Second, who doesn't love a conspiracy theory? One of the major reasons I enjoy reading historical text deals with making outlandish ties to modern times. Some shadowy organization has been dueling it out with another shadowy organization for millenia, and that is how all major events of human development come to pass? Of course I'm down with that!

An explanation like that is what we want because the truth is so damn dark. We fought and clawed to be where we are today. We stepped over fallen brethren to achieve realities once thought impossible. We slaughtered billions in the name of freedom only to find the true definition difficult to swallow. The glorious revolutions extolled on playgrounds pale in comparison to the sacrifice required for survival.

mayan3Humanities history is dark, but beautifully so. Why shouldn't we associate all the greatest heroic attributes to these events? In order that they be remembered for their intent and never their practice.

Lastly...curiosity, the most beautiful of all human attributes. We hunger for the answers to our questions, at least we used to. It seems today there is a distinct lack of appetite for those "larger than life" ideas. Not dead though! No, there are plenty who still yearn for the answers to the questions that have plagued us since we first began to split and bond our atomic structures.

So, to those who will be out staring at the stars on December 21st, 2012...I applaud you. You may be misguided sheep with far too many lost shepherds, but your intent is pure. For that, I say thank you. Thank you for the hope that there are still those able enough to broaden their scope.

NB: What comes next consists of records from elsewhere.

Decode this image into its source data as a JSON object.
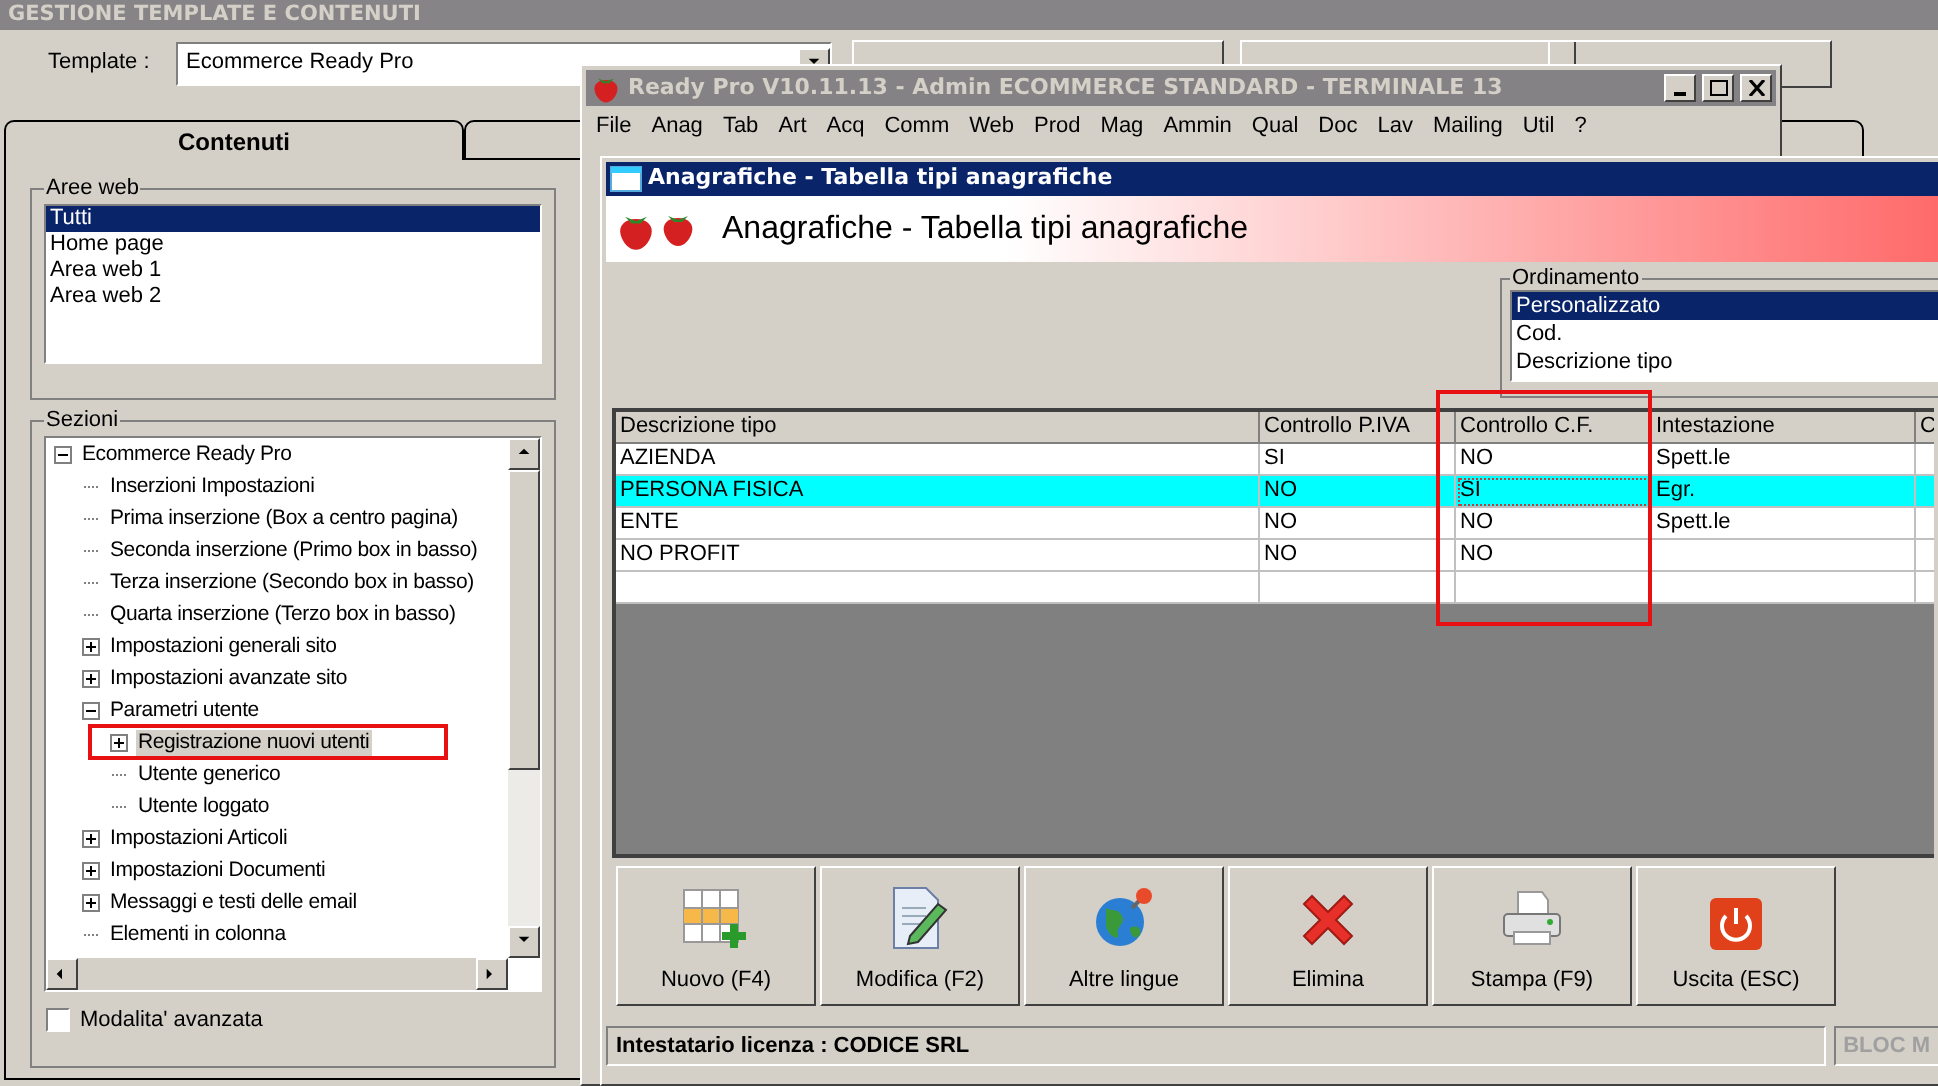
{
  "back_window": {
    "title": "GESTIONE TEMPLATE E CONTENUTI",
    "template": {
      "label": "Template :",
      "value": "Ecommerce Ready Pro"
    },
    "tabs": [
      {
        "label": "Contenuti",
        "selected": true
      },
      {
        "selected": false
      }
    ],
    "aree_web": {
      "title": "Aree web",
      "items": [
        {
          "label": "Tutti",
          "selected": true
        },
        {
          "label": "Home page",
          "selected": false
        },
        {
          "label": "Area web 1",
          "selected": false
        },
        {
          "label": "Area web 2",
          "selected": false
        }
      ]
    },
    "sezioni": {
      "title": "Sezioni",
      "tree": [
        {
          "label": "Ecommerce Ready Pro",
          "expanded": true,
          "selected": false,
          "children": [
            {
              "label": "Inserzioni Impostazioni",
              "selected": false
            },
            {
              "label": "Prima inserzione (Box a centro pagina)",
              "selected": false
            },
            {
              "label": "Seconda inserzione (Primo box in basso)",
              "selected": false
            },
            {
              "label": "Terza inserzione (Secondo box in basso)",
              "selected": false
            },
            {
              "label": "Quarta inserzione (Terzo box in basso)",
              "selected": false
            },
            {
              "label": "Impostazioni generali sito",
              "expanded": false,
              "selected": false
            },
            {
              "label": "Impostazioni avanzate sito",
              "expanded": false,
              "selected": false
            },
            {
              "label": "Parametri utente",
              "expanded": true,
              "selected": false,
              "children": [
                {
                  "label": "Registrazione nuovi utenti",
                  "expanded": false,
                  "selected": true
                },
                {
                  "label": "Utente generico",
                  "selected": false
                },
                {
                  "label": "Utente loggato",
                  "selected": false
                }
              ]
            },
            {
              "label": "Impostazioni Articoli",
              "expanded": false,
              "selected": false
            },
            {
              "label": "Impostazioni Documenti",
              "expanded": false,
              "selected": false
            },
            {
              "label": "Messaggi e testi delle email",
              "expanded": false,
              "selected": false
            },
            {
              "label": "Elementi in colonna",
              "selected": false
            }
          ]
        }
      ]
    },
    "advanced_mode": {
      "label": "Modalita' avanzata",
      "checked": false
    }
  },
  "app_window": {
    "title": "Ready Pro V10.11.13 - Admin ECOMMERCE STANDARD - TERMINALE 13",
    "menu": [
      "File",
      "Anag",
      "Tab",
      "Art",
      "Acq",
      "Comm",
      "Web",
      "Prod",
      "Mag",
      "Ammin",
      "Qual",
      "Doc",
      "Lav",
      "Mailing",
      "Util",
      "?"
    ]
  },
  "child_window": {
    "title": "Anagrafiche - Tabella tipi anagrafiche",
    "header": "Anagrafiche - Tabella tipi anagrafiche",
    "sorting": {
      "title": "Ordinamento",
      "items": [
        {
          "label": "Personalizzato",
          "selected": true
        },
        {
          "label": "Cod.",
          "selected": false
        },
        {
          "label": "Descrizione tipo",
          "selected": false
        }
      ]
    },
    "table": {
      "columns": [
        "Descrizione tipo",
        "Controllo P.IVA",
        "Controllo C.F.",
        "Intestazione",
        "C"
      ],
      "rows": [
        {
          "cells": [
            "AZIENDA",
            "SI",
            "NO",
            "Spett.le",
            ""
          ],
          "selected": false
        },
        {
          "cells": [
            "PERSONA FISICA",
            "NO",
            "SI",
            "Egr.",
            ""
          ],
          "selected": true
        },
        {
          "cells": [
            "ENTE",
            "NO",
            "NO",
            "Spett.le",
            ""
          ],
          "selected": false
        },
        {
          "cells": [
            "NO PROFIT",
            "NO",
            "NO",
            "",
            ""
          ],
          "selected": false
        }
      ]
    },
    "buttons": [
      {
        "label": "Nuovo (F4)",
        "kind": "new"
      },
      {
        "label": "Modifica (F2)",
        "kind": "edit"
      },
      {
        "label": "Altre lingue",
        "kind": "languages"
      },
      {
        "label": "Elimina",
        "kind": "delete"
      },
      {
        "label": "Stampa (F9)",
        "kind": "print"
      },
      {
        "label": "Uscita (ESC)",
        "kind": "exit"
      }
    ],
    "status": {
      "license": "Intestatario licenza : CODICE SRL",
      "indicator": "BLOC M"
    }
  }
}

1.) Marcus, Joyce (1976). "The Origins of Mesoamerican Writing". Annual Review of Anthropology 5: 25–67.

2.) Schele, Linda; Freidel, David (1990). A Forest of Kings: The Untold Story of the Ancient Maya (pbk reprint ed.). New York:

More from E.M. Wollof from SLN Others Are Reading


  • So much for all those end of the world parties.

  • You mean you missed the invitation for the "End of the Thirteenth B'ak'tun (fourth era)" party?

  • E! I was totally planning on writing on 2012 myself! haha

    What I find most interesting is the level of focus and conversation around the 2012 End-Of-The-World theory leading up to it. We bought books on the subject, had long conversations with our friends discussing our personal take on the theories out there and even saw movies released with 2012 themes - but like 2 years ago.

    Recently, I've heard just about nothing, but I remember reading an article in Scientific American Mind discussing religion and beliefs in an afterlife which seems relevant. This is an extremely simplified synopsis, but apparently, our brains are set up in such a way that makes it really difficult for us to comprehend reality outside of our own perception - and therefore, to wrap our minds around a death that doesn't involve us still thinking and feeling and perceiving things from our perspective.

    Though the 2012 apocalypse prediction is unique among apocalypse predictions in the amount of "supporting evidence" around it, with that predisposition in mind, I wonder if any amount of evidence would really fully convince the population that we could all cease to be. I personally don't really believe the world is about to end, but I also think apocalypse is the sort of thing that easier to think about theoretically, happening some point in the distant future. I think it's just too difficult for most of us to live really, fully believing that.

  • I'm sorry to say, but it doesn't surprise me a study exists that explains away an extremely narrow view of the world. Every day I am reminded of the narrow minded nature of the people who occupy this planet, people who are happy to bury their head in the proverbial ground, ignorant to the fact that there is a universe of immeasurable size surrounding them constantly.

    Hell, we have institutions set up just to perpetrate the idea that humanity is the center of the universe, and a vast majority of the population partakes in this ignorance. We continually cater to the idea that humanity wouldn't be able to handle a larger view of the world while we watch as each person closes deeper into the psychosis that is "everyday life."

    Again, I applaud those people, no matter how misguided, who dare to dream that there is a change coming.

Comment on the Smart Living Network

Site Feedback